SOURCE MATERIAL Block Start

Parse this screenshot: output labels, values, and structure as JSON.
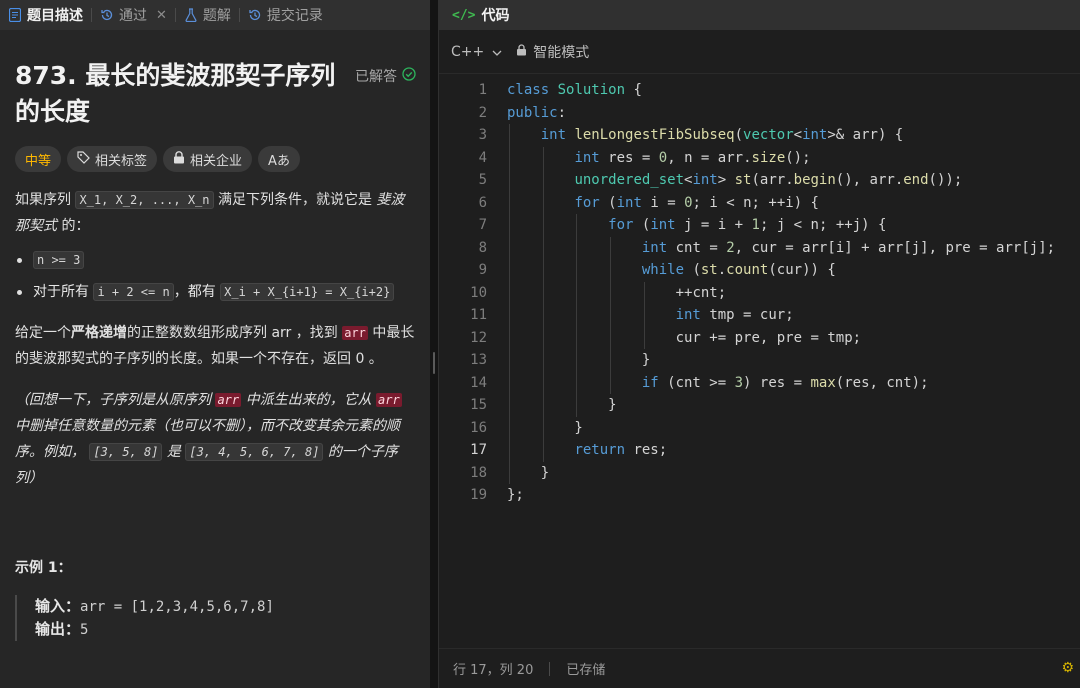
{
  "tabs": [
    {
      "label": "题目描述",
      "icon": "description-icon",
      "active": true
    },
    {
      "label": "通过",
      "icon": "history-icon",
      "closable": true
    },
    {
      "label": "题解",
      "icon": "flask-icon"
    },
    {
      "label": "提交记录",
      "icon": "history-icon"
    }
  ],
  "problem": {
    "title": "873. 最长的斐波那契子序列的长度",
    "status": "已解答",
    "tags": {
      "difficulty": "中等",
      "related_tags": "相关标签",
      "related_companies": "相关企业",
      "translate": "Aあ"
    },
    "desc": {
      "p1_pre": "如果序列 ",
      "p1_code": "X_1, X_2, ..., X_n",
      "p1_mid": " 满足下列条件，就说它是 ",
      "p1_em": "斐波那契式",
      "p1_post": " 的：",
      "cond1_code": "n >= 3",
      "cond2_pre": "对于所有 ",
      "cond2_code1": "i + 2 <= n",
      "cond2_mid": "，都有 ",
      "cond2_code2": "X_i + X_{i+1} = X_{i+2}",
      "p2_pre": "给定一个",
      "p2_bold": "严格递增",
      "p2_mid": "的正整数数组形成序列 arr ，找到 ",
      "p2_code": "arr",
      "p2_post": " 中最长的斐波那契式的子序列的长度。如果一个不存在，返回  0 。",
      "note_pre": "（回想一下，子序列是从原序列 ",
      "note_code1": "arr",
      "note_mid1": " 中派生出来的，它从 ",
      "note_code2": "arr",
      "note_mid2": " 中删掉任意数量的元素（也可以不删），而不改变其余元素的顺序。例如， ",
      "note_code3": "[3, 5, 8]",
      "note_mid3": " 是 ",
      "note_code4": "[3, 4, 5, 6, 7, 8]",
      "note_post": " 的一个子序列）"
    },
    "example": {
      "title": "示例 1：",
      "input_label": "输入：",
      "input_value": "arr = [1,2,3,4,5,6,7,8]",
      "output_label": "输出：",
      "output_value": "5"
    }
  },
  "editor": {
    "header": "代码",
    "language": "C++",
    "mode": "智能模式",
    "current_line": 17,
    "lines": [
      "class Solution {",
      "public:",
      "    int lenLongestFibSubseq(vector<int>& arr) {",
      "        int res = 0, n = arr.size();",
      "        unordered_set<int> st(arr.begin(), arr.end());",
      "        for (int i = 0; i < n; ++i) {",
      "            for (int j = i + 1; j < n; ++j) {",
      "                int cnt = 2, cur = arr[i] + arr[j], pre = arr[j];",
      "                while (st.count(cur)) {",
      "                    ++cnt;",
      "                    int tmp = cur;",
      "                    cur += pre, pre = tmp;",
      "                }",
      "                if (cnt >= 3) res = max(res, cnt);",
      "            }",
      "        }",
      "        return res;",
      "    }",
      "};"
    ],
    "status_position": "行 17，列 20",
    "status_saved": "已存储"
  }
}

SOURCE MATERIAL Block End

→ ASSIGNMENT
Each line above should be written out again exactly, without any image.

→ ANSWER TO THIS PROBLEM
Parse this screenshot: output labels, values, and structure as JSON.
{
  "tabs": [
    {
      "label": "题目描述",
      "icon": "description-icon",
      "active": true
    },
    {
      "label": "通过",
      "icon": "history-icon",
      "closable": true
    },
    {
      "label": "题解",
      "icon": "flask-icon"
    },
    {
      "label": "提交记录",
      "icon": "history-icon"
    }
  ],
  "problem": {
    "title": "873. 最长的斐波那契子序列的长度",
    "status": "已解答",
    "tags": {
      "difficulty": "中等",
      "related_tags": "相关标签",
      "related_companies": "相关企业",
      "translate": "Aあ"
    },
    "desc": {
      "p1_pre": "如果序列 ",
      "p1_code": "X_1, X_2, ..., X_n",
      "p1_mid": " 满足下列条件，就说它是 ",
      "p1_em": "斐波那契式",
      "p1_post": " 的：",
      "cond1_code": "n >= 3",
      "cond2_pre": "对于所有 ",
      "cond2_code1": "i + 2 <= n",
      "cond2_mid": "，都有 ",
      "cond2_code2": "X_i + X_{i+1} = X_{i+2}",
      "p2_pre": "给定一个",
      "p2_bold": "严格递增",
      "p2_mid": "的正整数数组形成序列 arr ，找到 ",
      "p2_code": "arr",
      "p2_post": " 中最长的斐波那契式的子序列的长度。如果一个不存在，返回  0 。",
      "note_pre": "（回想一下，子序列是从原序列 ",
      "note_code1": "arr",
      "note_mid1": " 中派生出来的，它从 ",
      "note_code2": "arr",
      "note_mid2": " 中删掉任意数量的元素（也可以不删），而不改变其余元素的顺序。例如， ",
      "note_code3": "[3, 5, 8]",
      "note_mid3": " 是 ",
      "note_code4": "[3, 4, 5, 6, 7, 8]",
      "note_post": " 的一个子序列）"
    },
    "example": {
      "title": "示例 1：",
      "input_label": "输入：",
      "input_value": "arr = [1,2,3,4,5,6,7,8]",
      "output_label": "输出：",
      "output_value": "5"
    }
  },
  "editor": {
    "header": "代码",
    "language": "C++",
    "mode": "智能模式",
    "current_line": 17,
    "lines": [
      "class Solution {",
      "public:",
      "    int lenLongestFibSubseq(vector<int>& arr) {",
      "        int res = 0, n = arr.size();",
      "        unordered_set<int> st(arr.begin(), arr.end());",
      "        for (int i = 0; i < n; ++i) {",
      "            for (int j = i + 1; j < n; ++j) {",
      "                int cnt = 2, cur = arr[i] + arr[j], pre = arr[j];",
      "                while (st.count(cur)) {",
      "                    ++cnt;",
      "                    int tmp = cur;",
      "                    cur += pre, pre = tmp;",
      "                }",
      "                if (cnt >= 3) res = max(res, cnt);",
      "            }",
      "        }",
      "        return res;",
      "    }",
      "};"
    ],
    "status_position": "行 17，列 20",
    "status_saved": "已存储"
  }
}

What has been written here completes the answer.